Cholesterol is a waxy, fat-like substance that travels through the blood. In and of itself, cholesterol isn’t bad. It actually helps create the outer coating of our cells and aids the body in making vitamin D and certain hormones.
Your body makes the cholesterol it needs. But you also get it in your diet (for example, full-fat dairy products, fried foods and fatty meat). Too much cholesterol can be dangerous. That’s because over time cholesterol and fat can build in the inner walls of the arteries that supply blood to the heart. This can cause a narrowing of the arteries (see atherosclerosis), which is a major cause of heart disease.
If you have high cholesterol, you’re certainly not alone. The good news is that high cholesterol is often preventable and treatable. Adopting a healthy diet, getting regular exercise and, in some cases, taking medication can go a long way to help lower your cholesterol and protect your heart.
Use this condition center to learn more about high cholesterol. You can also chat online with other people like you, keep up with the latest research, and get tips to help your cholesterol in check.
Universal cholesterol screenings in Slovenia help identify children at risk for familial hypercholesterolemia.
This program provides educational and peer-support resources on managing and preventing high cholesterol.
One-third of Americans has a cluster of risk factors putting them at increased risk for heart disease and diabetes, based on a review of national surveys from the last decade.
Proposed changes to our physical and social environments encourage regular physical activity for Americans throughout the course of the day.
Study highlights the benefits of exercise and sports in middle-aged adults, as well as CPR training.
Quitting is the best approach for the health of the family, but limiting children’s exposure to smoke can help.
Finnish study assesses the effects of Vitamin D and strength training in women prone to falling.

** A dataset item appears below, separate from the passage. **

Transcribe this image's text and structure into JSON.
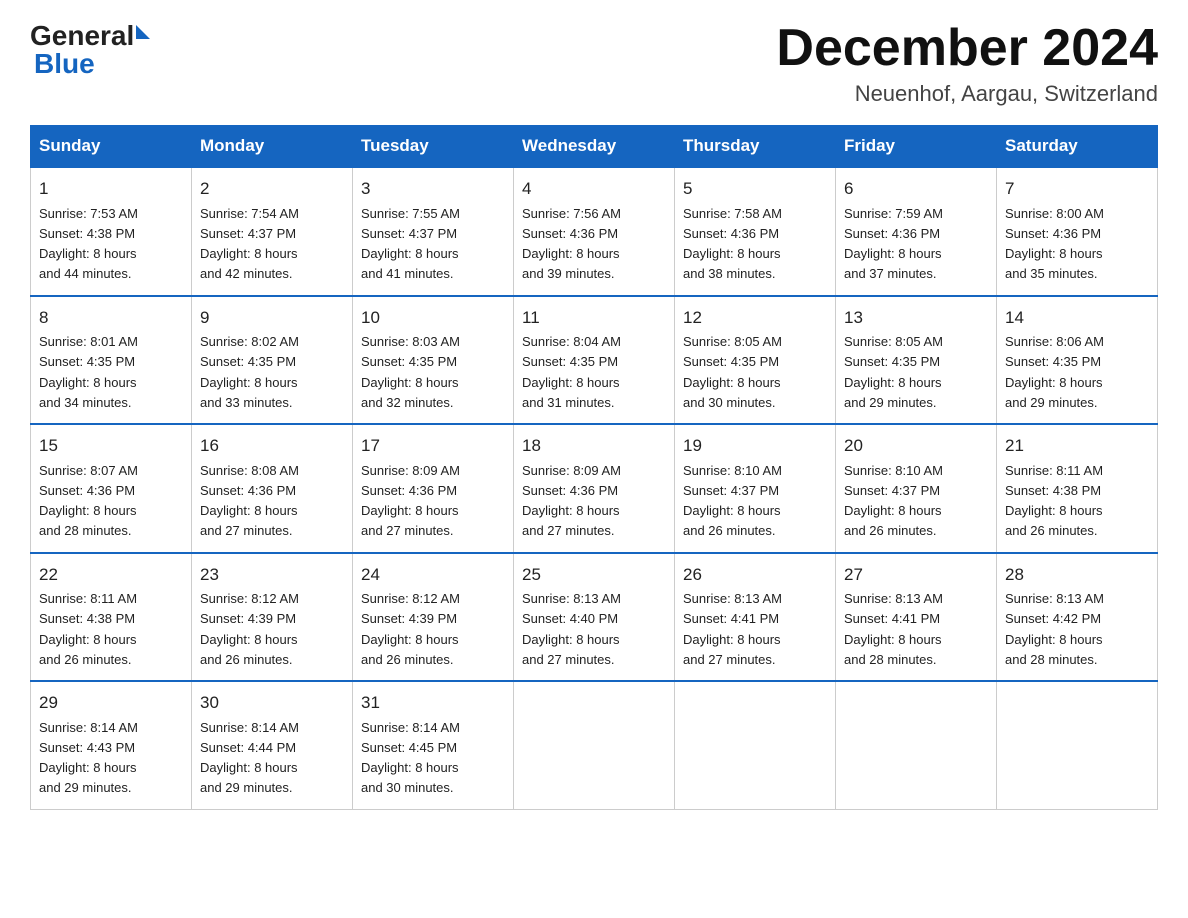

LDL – the bad cholesterol. LDL is the cholesterol that gums up your arteries and causes the buildup of blockages. It’s also the cholesterol that is toxic to the lining of your arteries, increasing the risk of a heart attack or stroke.